Yayasan, the advocacy director for the East Timorese human rights group HAK, said today: “The country is being built from scratch. Its development should be tailored according to these challenges… The emphasis on the role of the private sector in reducing poverty is misplaced. This country arose from a dark history of injustice. Any framework of development has to include all the interrelated aspects of the community’s well-being, and one of these is clearly justice across all aspects of the society.”

Terrall, executive director of the East Timor Relief Fund, said: “Grassroots and congressional pressure in the 1990s forced the [U.S.] executive branch to make concessions on its Indonesia policy, limiting weapons sales and military training and raising the level of human rights criticism. While important, these shifts do not negate the need for accountability for the overall U.S. backing of the war on East Timor. The U.S. government must declassify and release all relevant information…. This should include a full congressional investigation into the U.S. role in the invasion and occupation of East Timor.”

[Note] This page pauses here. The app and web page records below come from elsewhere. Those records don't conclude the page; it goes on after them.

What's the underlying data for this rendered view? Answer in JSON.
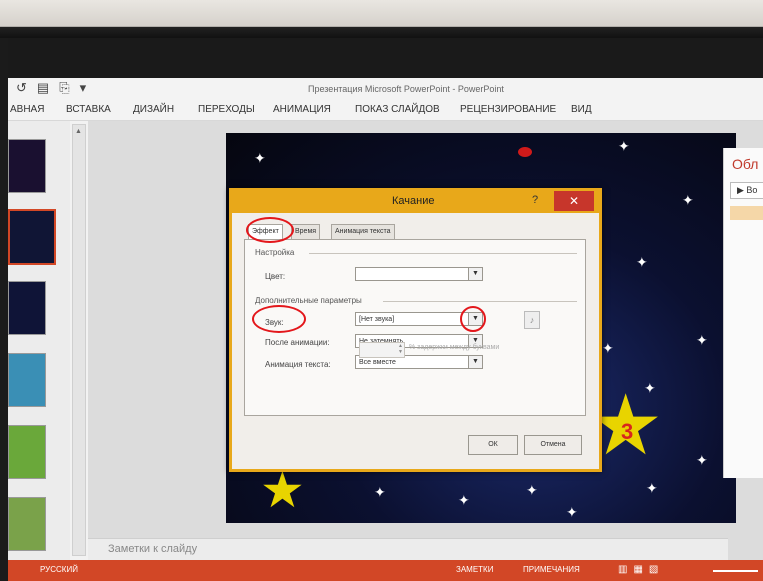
{
  "window": {
    "title": "Презентация Microsoft PowerPoint - PowerPoint"
  },
  "ribbon": {
    "tabs": [
      "АВНАЯ",
      "ВСТАВКА",
      "ДИЗАЙН",
      "ПЕРЕХОДЫ",
      "АНИМАЦИЯ",
      "ПОКАЗ СЛАЙДОВ",
      "РЕЦЕНЗИРОВАНИЕ",
      "ВИД"
    ]
  },
  "slide": {
    "star_number": "3"
  },
  "animation_pane": {
    "title": "Обл",
    "play_label": "▶ Во"
  },
  "notes": {
    "placeholder": "Заметки к слайду"
  },
  "status_bar": {
    "language": "РУССКИЙ",
    "notes": "ЗАМЕТКИ",
    "comments": "ПРИМЕЧАНИЯ"
  },
  "dialog": {
    "title": "Качание",
    "help": "?",
    "close": "✕",
    "tabs": [
      "Эффект",
      "Время",
      "Анимация текста"
    ],
    "group_settings": "Настройка",
    "color_label": "Цвет:",
    "color_value": "",
    "group_additional": "Дополнительные параметры",
    "sound_label": "Звук:",
    "sound_value": "[Нет звука]",
    "after_label": "После анимации:",
    "after_value": "Не затемнять",
    "text_anim_label": "Анимация текста:",
    "text_anim_value": "Все вместе",
    "delay_label": "% задержки между буквами",
    "ok": "ОК",
    "cancel": "Отмена"
  },
  "colors": {
    "accent": "#d24726",
    "dialog_frame": "#e8a81a",
    "close_button": "#c7362b",
    "annotation_circle": "#e3171b",
    "star_yellow": "#e8d400"
  },
  "icons": [
    "undo-icon",
    "save-icon",
    "preview-icon",
    "customize-icon",
    "close-icon",
    "chevron-down-icon",
    "speaker-icon",
    "spin-icon"
  ]
}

For more information, contact at the Institute for Public Accuracy:
Sam Husseini, (202) 347-0020; Norman Solomon, (415) 552-5378